Six years after the remains of Richard III were found beneath a car park in Leicester, and three-and-a-half after the Archbishop of Canterbury presided over his reinterment in the nearby cathedral, a new portrait seeks to further adjust his standing.
In particular, the work by the Danish artist Anne Gyrite Schütte, produced from a forensic reconstruction of the King’s exhumed skull, might set Shakespeare straight about the ’”poisonous bunch-backed toad” of whom he wrote, a limping hunchback with a withered arm.
In reality, Richard lurched more towards the modern archetype of a “surfer dude” than a hideous misfit, a historian said.
Steve Beer, who previously worked in Westminster Abbey and the Royal Museums at Greenwich, and who now owns a gallery in the West Country dedicated to medieval art, commissioned the portrait for an event next month which he says will “radically overturn” the conventional view of the monarch who reigned for two years from 1483 and is usually portrayed as a scheming, murderous villain.
“Richard III has been demonised by generations of historians, artists and playwrights as the sinister, physically misshapen figure who murdered his nephews,” he said.

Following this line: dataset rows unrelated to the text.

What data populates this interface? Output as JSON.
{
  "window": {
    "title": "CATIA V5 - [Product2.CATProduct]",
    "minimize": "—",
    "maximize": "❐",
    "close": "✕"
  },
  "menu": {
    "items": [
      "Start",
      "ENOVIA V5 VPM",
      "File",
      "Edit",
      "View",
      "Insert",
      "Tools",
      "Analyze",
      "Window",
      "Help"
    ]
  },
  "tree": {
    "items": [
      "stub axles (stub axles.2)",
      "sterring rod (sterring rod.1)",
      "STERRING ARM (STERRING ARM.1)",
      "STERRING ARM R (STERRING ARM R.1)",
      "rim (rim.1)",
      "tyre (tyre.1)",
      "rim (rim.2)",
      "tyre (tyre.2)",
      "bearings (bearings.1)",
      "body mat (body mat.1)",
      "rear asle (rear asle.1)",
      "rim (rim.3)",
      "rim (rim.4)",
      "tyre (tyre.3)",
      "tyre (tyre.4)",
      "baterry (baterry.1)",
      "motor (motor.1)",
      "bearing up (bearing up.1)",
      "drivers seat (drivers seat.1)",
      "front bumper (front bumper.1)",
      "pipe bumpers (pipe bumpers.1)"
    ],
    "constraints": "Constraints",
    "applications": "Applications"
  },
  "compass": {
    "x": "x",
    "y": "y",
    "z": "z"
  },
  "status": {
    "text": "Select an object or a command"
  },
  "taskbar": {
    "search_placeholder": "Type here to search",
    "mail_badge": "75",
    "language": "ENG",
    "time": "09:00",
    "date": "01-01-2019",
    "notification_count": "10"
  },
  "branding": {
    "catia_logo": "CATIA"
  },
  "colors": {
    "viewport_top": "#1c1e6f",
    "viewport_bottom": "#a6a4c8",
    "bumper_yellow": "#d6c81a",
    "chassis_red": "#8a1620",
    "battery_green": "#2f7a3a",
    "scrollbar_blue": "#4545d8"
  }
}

“He was portrayed by Laurence Olivier in his film adaptation of the Shakespeare play, as an almost pantomime villain.
“But since the discovery of his physical remains, historians and scientists have been able to refute at least a part of the legend inherited from Shakespeare and the Tudors.”
Mr Beer, whose Medieval Gallery in Dunster, Somerset, will host the artwork’s unveiling and a series of talks by other historians, added: “This is about a group of experts getting together and trying to reform Richard’s image. They are all committed and they are all empirical in their evidence.
“Rarely has this critical period of English history been so vividly brought to life .”
Comparing the former King to a handsome “surfer dude”, he said the event would “examine Richard’s role as Lord Protector and consider if his image as a murderer is really justified”.
Richard had bestowed the title upon himself, after wrestling power from his nephew in 1483. It allowed him to run the government.
He also set in train other plans to usurp the crown. The 12-year-old Edward V and his younger brother, Richard, were imprisoned in the Tower of London where they spent the rest of their days. But he still had to fight for the crown, and in 1485 at the Battle of Bosworth near Leicester, he was defeated by the future Henry VII.
Mr Beer is not the first to allude to Richard’s handsomeness. The 2013 reconstruction of his skull – based on computer-generated layers of muscle and skin, rather than portraits dating from after his death – prompted Philippa Langley of the Richard III Society, one of the driving forces behind the search his body, to say: “It doesn’t look like the face of a tyrant. He’s very handsome.”